Entries in the Category "emile hirsch"
Movie Review Double Shot
Sean Penn was amazing in the movie (glad that he won the SAG award a few weeks ago, though I imagine Mickey Rourke has him at the Oscars). I say this even for the benefit of people who seethe with hatred for Sean Penn (Shout out--Andra!) because he is remarkably un-Sean Penn like for the entire movie. He scarcely looks like himself, in a way I can’t quite describe, but which seems to have something to do with an elasticity in his face, neck and shoulders that he’s usually lacking. Also terrific are Emile Hirsch (who I only like sometimes) and James Franco (who was the only watchable element of The Crapapple Express) and especially Josh Brolin (who’s awesome in everything lately, but who tops off this performance with the best seventies hair ever).
So, this kind of movie is usually primarily about the performances, and, like I said, the actors didn’t disappoint. Still, one thing I got that I did not expect to see was a seriously compelling glimpse into the ultimate grassroots campaign; a primer for how a fight for rights insinuates itself into government. I didn’t know that much about the real Harvey Milk, and I couldn’t believe how many times he ran for office and lost before he finally ran and won. He chipped away at hate, prejudice and indifference for years. There was so much vigorous activism onscreen, that I—well, basically, if I had been able to walk out of the movie and into some kind of freedom march I so would’ve done it. The awesomeness of the scenes where the characters would assemble and walk to City Hall made me long to take part in some political action, this despite all the violence and frustration the activists in this movie faced.
Though that verb should not be in past tense, should it? It was savvy of the filmmakers to release this film right now; people are still hot (and rightfully so) about California’s Prop 8. It’s a vivid reminder that prejudice didn’t die with seventies hair.
There’s plenty in this movie about violence and racism and the increasing anachronism of alpha male posturing, but I’ll direct you towards other reviews to muse on that. Metacritic is a great place to start.

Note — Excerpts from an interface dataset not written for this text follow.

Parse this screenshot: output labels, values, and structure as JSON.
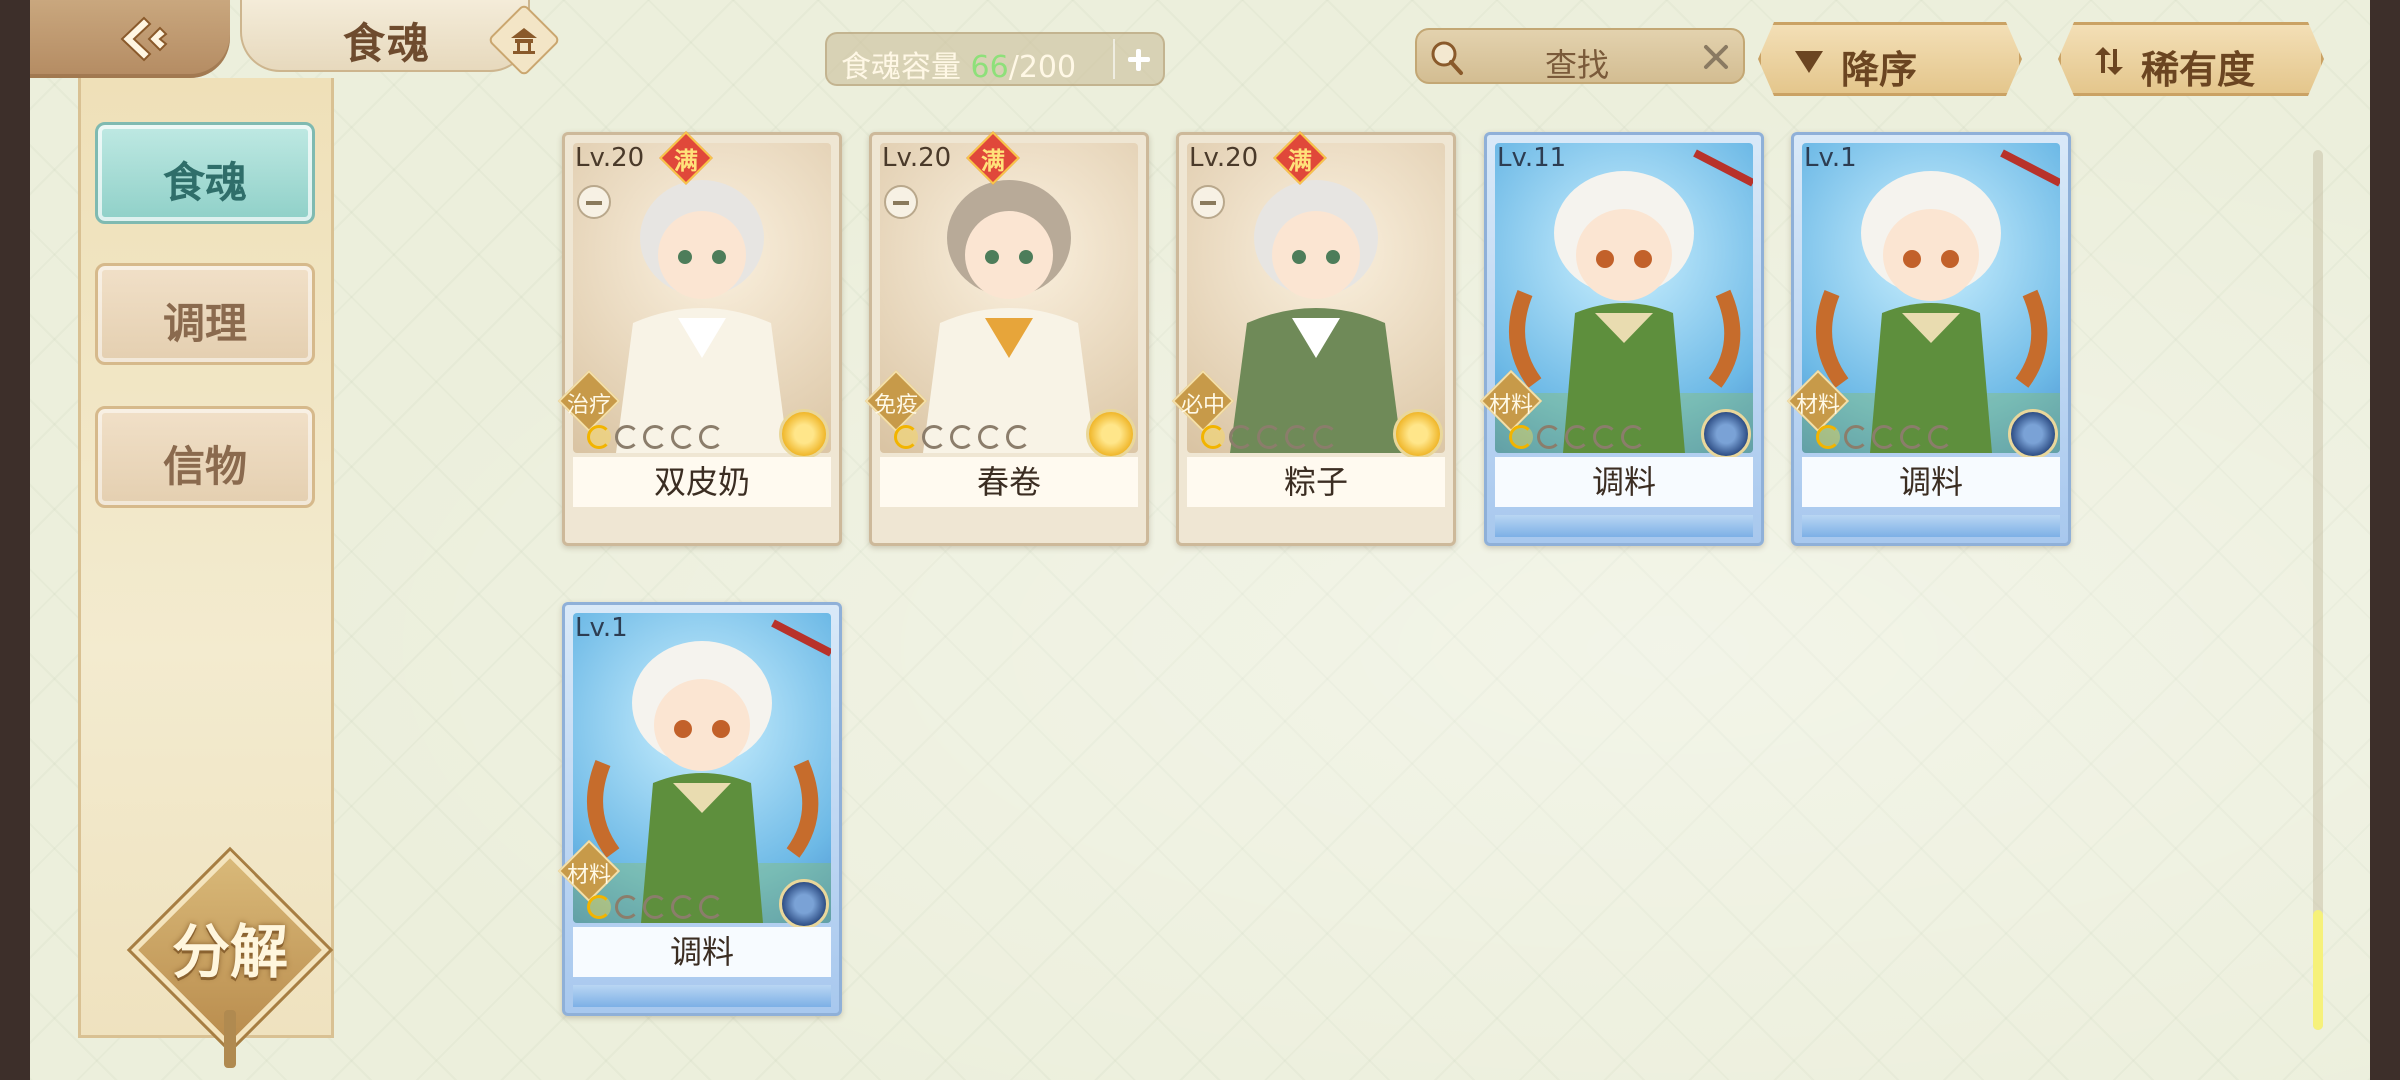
{
  "header": {
    "title": "食魂",
    "capacity": {
      "label": "食魂容量",
      "current": "66",
      "separator": "/",
      "max": "200"
    },
    "search": {
      "text": "查找"
    },
    "sort_order": {
      "label": "降序"
    },
    "sort_by": {
      "label": "稀有度"
    }
  },
  "sidebar": {
    "tabs": [
      {
        "label": "食魂",
        "active": true
      },
      {
        "label": "调理",
        "active": false
      },
      {
        "label": "信物",
        "active": false
      }
    ],
    "decompose": {
      "label": "分解"
    }
  },
  "cards": [
    {
      "level": "Lv.20",
      "max_badge": "满",
      "role": "治疗",
      "name": "双皮奶",
      "stars_lit": 1,
      "stars_total": 5,
      "rarity": "gold"
    },
    {
      "level": "Lv.20",
      "max_badge": "满",
      "role": "免疫",
      "name": "春卷",
      "stars_lit": 1,
      "stars_total": 5,
      "rarity": "gold"
    },
    {
      "level": "Lv.20",
      "max_badge": "满",
      "role": "必中",
      "name": "粽子",
      "stars_lit": 1,
      "stars_total": 5,
      "rarity": "gold"
    },
    {
      "level": "Lv.11",
      "max_badge": "",
      "role": "材料",
      "name": "调料",
      "stars_lit": 1,
      "stars_total": 5,
      "rarity": "blue"
    },
    {
      "level": "Lv.1",
      "max_badge": "",
      "role": "材料",
      "name": "调料",
      "stars_lit": 1,
      "stars_total": 5,
      "rarity": "blue"
    },
    {
      "level": "Lv.1",
      "max_badge": "",
      "role": "材料",
      "name": "调料",
      "stars_lit": 1,
      "stars_total": 5,
      "rarity": "blue"
    }
  ],
  "colors": {
    "accent_green": "#8ee07a",
    "active_tab": "#8fd0c8",
    "max_badge": "#e0483a"
  }
}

What I want to talk about is how totally alien almost all the characters in this movie were in the way they interacted with each other. The weirdness was leaking out of the screen. The characters all related to each other like they had all been born in laboratories and were just growing accustomed to human interaction. This occurs from the very first moments of the movie, and the way everyone acts at the funeral of Clint Eastwood’s character’s wife. First, the priest who’s trying to reach out to him, who continually addresses him by his first name (which escapes me at the moment) despite the fact that Clint demands that he not do it. Who does that? The grandchildren also slouch around the house and check their text messages like it wasn’t their grandmother who just died. Of course, all of this is in service to reinforcing Eastwood’s theme of “it ain’t like it used to be.” Kids today have no respect. Not even that little pipsqueak priest.
We see the same thing with his adult son and daughter-in-law, in the birthday scene. We open at the dining room table where Clint sits in front of a sad, tacky birthday cake while the others stand awkwardly at his sides. Then, they awkwardly hand him extremely thoughtless birthday gifts—not wrapped, of course. He sits there and grumbles, and we’re meant to commiserate with him as, yet again, assholes surround him. And in the theater I’m saying, “Sit down. Why are you hovering like that? Sit down.” I couldn’t help but feel that these scenes were directed (by Eastwood) to be purposely awkward, to make the audience join the character in his discomfort. If that’s the case, it was certainly effective.
Either that, or this is just how people act around Clint Eastwood, and he’s doesn’t realize it’s not normal.